TASK GOAL: In your copy, include every entry exactly as written but no pictures.

Top of RECORD SET

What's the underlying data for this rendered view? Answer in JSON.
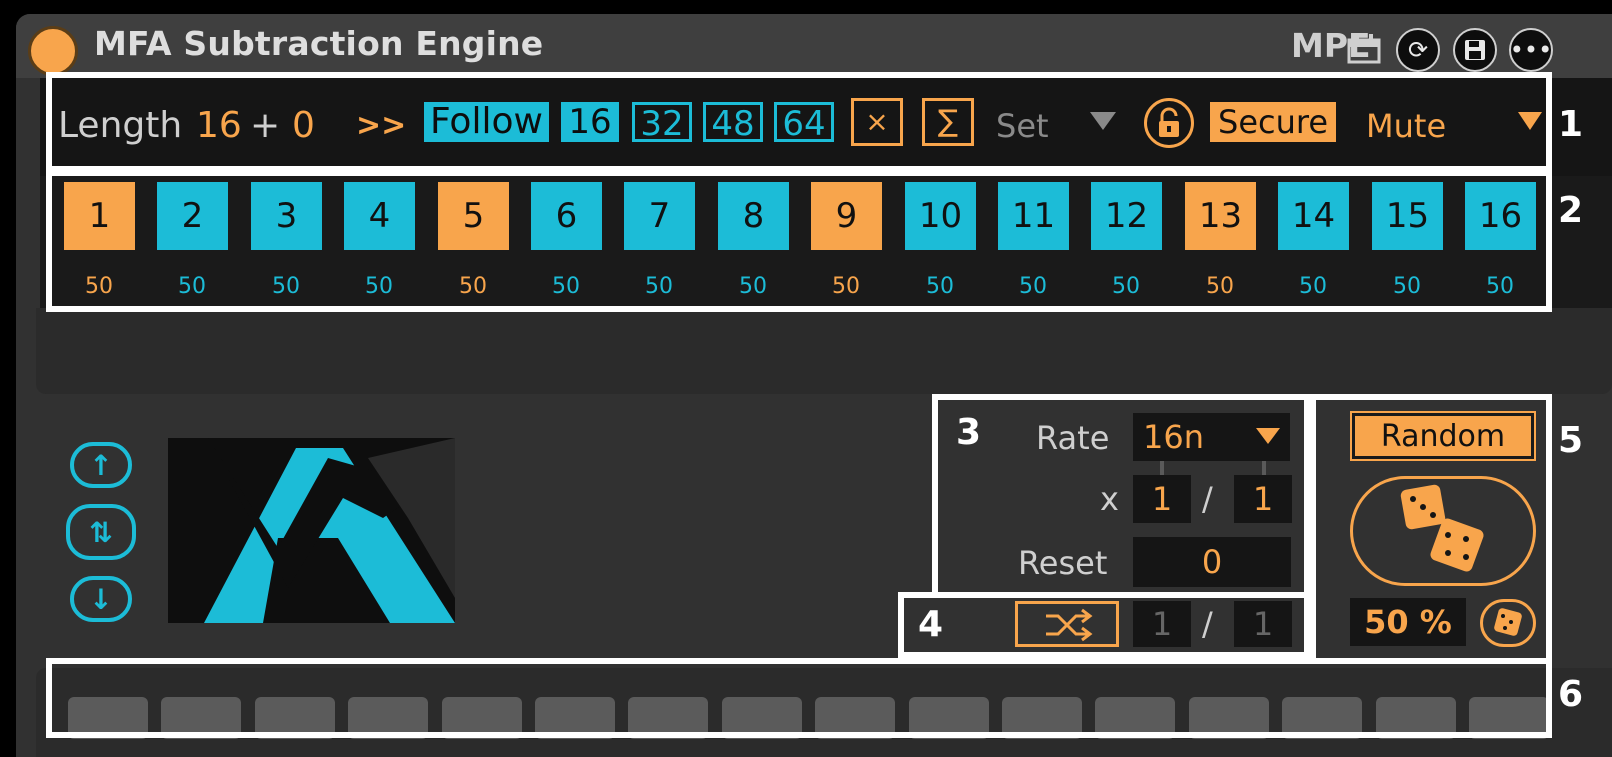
{
  "window": {
    "title": "MFA Subtraction Engine",
    "mpe_label": "MPE"
  },
  "toolbar": {
    "length_label": "Length",
    "length_value": "16",
    "plus": "+",
    "offset_value": "0",
    "shift_label": ">>",
    "follow_label": "Follow",
    "length_presets": [
      "16",
      "32",
      "48",
      "64"
    ],
    "multiply_label": "×",
    "sum_label": "∑",
    "set_label": "Set",
    "secure_label": "Secure",
    "mute_label": "Mute"
  },
  "steps": [
    {
      "label": "1",
      "velocity": "50",
      "state": "orange"
    },
    {
      "label": "2",
      "velocity": "50",
      "state": "teal"
    },
    {
      "label": "3",
      "velocity": "50",
      "state": "teal"
    },
    {
      "label": "4",
      "velocity": "50",
      "state": "teal"
    },
    {
      "label": "5",
      "velocity": "50",
      "state": "orange"
    },
    {
      "label": "6",
      "velocity": "50",
      "state": "teal"
    },
    {
      "label": "7",
      "velocity": "50",
      "state": "teal"
    },
    {
      "label": "8",
      "velocity": "50",
      "state": "teal"
    },
    {
      "label": "9",
      "velocity": "50",
      "state": "orange"
    },
    {
      "label": "10",
      "velocity": "50",
      "state": "teal"
    },
    {
      "label": "11",
      "velocity": "50",
      "state": "teal"
    },
    {
      "label": "12",
      "velocity": "50",
      "state": "teal"
    },
    {
      "label": "13",
      "velocity": "50",
      "state": "orange"
    },
    {
      "label": "14",
      "velocity": "50",
      "state": "teal"
    },
    {
      "label": "15",
      "velocity": "50",
      "state": "teal"
    },
    {
      "label": "16",
      "velocity": "50",
      "state": "teal"
    }
  ],
  "rate_section": {
    "rate_label": "Rate",
    "rate_value": "16n",
    "x_label": "x",
    "numerator": "1",
    "slash": "/",
    "denominator": "1",
    "reset_label": "Reset",
    "reset_value": "0"
  },
  "shuffle_section": {
    "numerator": "1",
    "slash": "/",
    "denominator": "1"
  },
  "random_section": {
    "random_label": "Random",
    "probability": "50 %"
  },
  "markers": [
    "1",
    "2",
    "3",
    "4",
    "5",
    "6"
  ],
  "colors": {
    "accent_orange": "#f8a54c",
    "accent_teal": "#1cbcd7",
    "panel": "#313131",
    "field": "#151515"
  },
  "icons": [
    "power-orb-icon",
    "calendar-icon",
    "sync-icon",
    "save-icon",
    "more-icon",
    "lock-icon",
    "arrow-up-icon",
    "arrow-updown-icon",
    "arrow-down-icon",
    "shuffle-icon",
    "dice-icon",
    "small-dice-icon"
  ]
}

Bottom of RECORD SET

SOLUTION TO THIS EXERCISE:
What's the underlying data for this rendered view? Answer in JSON.
{
  "window": {
    "title": "MFA Subtraction Engine",
    "mpe_label": "MPE"
  },
  "toolbar": {
    "length_label": "Length",
    "length_value": "16",
    "plus": "+",
    "offset_value": "0",
    "shift_label": ">>",
    "follow_label": "Follow",
    "length_presets": [
      "16",
      "32",
      "48",
      "64"
    ],
    "multiply_label": "×",
    "sum_label": "∑",
    "set_label": "Set",
    "secure_label": "Secure",
    "mute_label": "Mute"
  },
  "steps": [
    {
      "label": "1",
      "velocity": "50",
      "state": "orange"
    },
    {
      "label": "2",
      "velocity": "50",
      "state": "teal"
    },
    {
      "label": "3",
      "velocity": "50",
      "state": "teal"
    },
    {
      "label": "4",
      "velocity": "50",
      "state": "teal"
    },
    {
      "label": "5",
      "velocity": "50",
      "state": "orange"
    },
    {
      "label": "6",
      "velocity": "50",
      "state": "teal"
    },
    {
      "label": "7",
      "velocity": "50",
      "state": "teal"
    },
    {
      "label": "8",
      "velocity": "50",
      "state": "teal"
    },
    {
      "label": "9",
      "velocity": "50",
      "state": "orange"
    },
    {
      "label": "10",
      "velocity": "50",
      "state": "teal"
    },
    {
      "label": "11",
      "velocity": "50",
      "state": "teal"
    },
    {
      "label": "12",
      "velocity": "50",
      "state": "teal"
    },
    {
      "label": "13",
      "velocity": "50",
      "state": "orange"
    },
    {
      "label": "14",
      "velocity": "50",
      "state": "teal"
    },
    {
      "label": "15",
      "velocity": "50",
      "state": "teal"
    },
    {
      "label": "16",
      "velocity": "50",
      "state": "teal"
    }
  ],
  "rate_section": {
    "rate_label": "Rate",
    "rate_value": "16n",
    "x_label": "x",
    "numerator": "1",
    "slash": "/",
    "denominator": "1",
    "reset_label": "Reset",
    "reset_value": "0"
  },
  "shuffle_section": {
    "numerator": "1",
    "slash": "/",
    "denominator": "1"
  },
  "random_section": {
    "random_label": "Random",
    "probability": "50 %"
  },
  "markers": [
    "1",
    "2",
    "3",
    "4",
    "5",
    "6"
  ],
  "colors": {
    "accent_orange": "#f8a54c",
    "accent_teal": "#1cbcd7",
    "panel": "#313131",
    "field": "#151515"
  },
  "icons": [
    "power-orb-icon",
    "calendar-icon",
    "sync-icon",
    "save-icon",
    "more-icon",
    "lock-icon",
    "arrow-up-icon",
    "arrow-updown-icon",
    "arrow-down-icon",
    "shuffle-icon",
    "dice-icon",
    "small-dice-icon"
  ]
}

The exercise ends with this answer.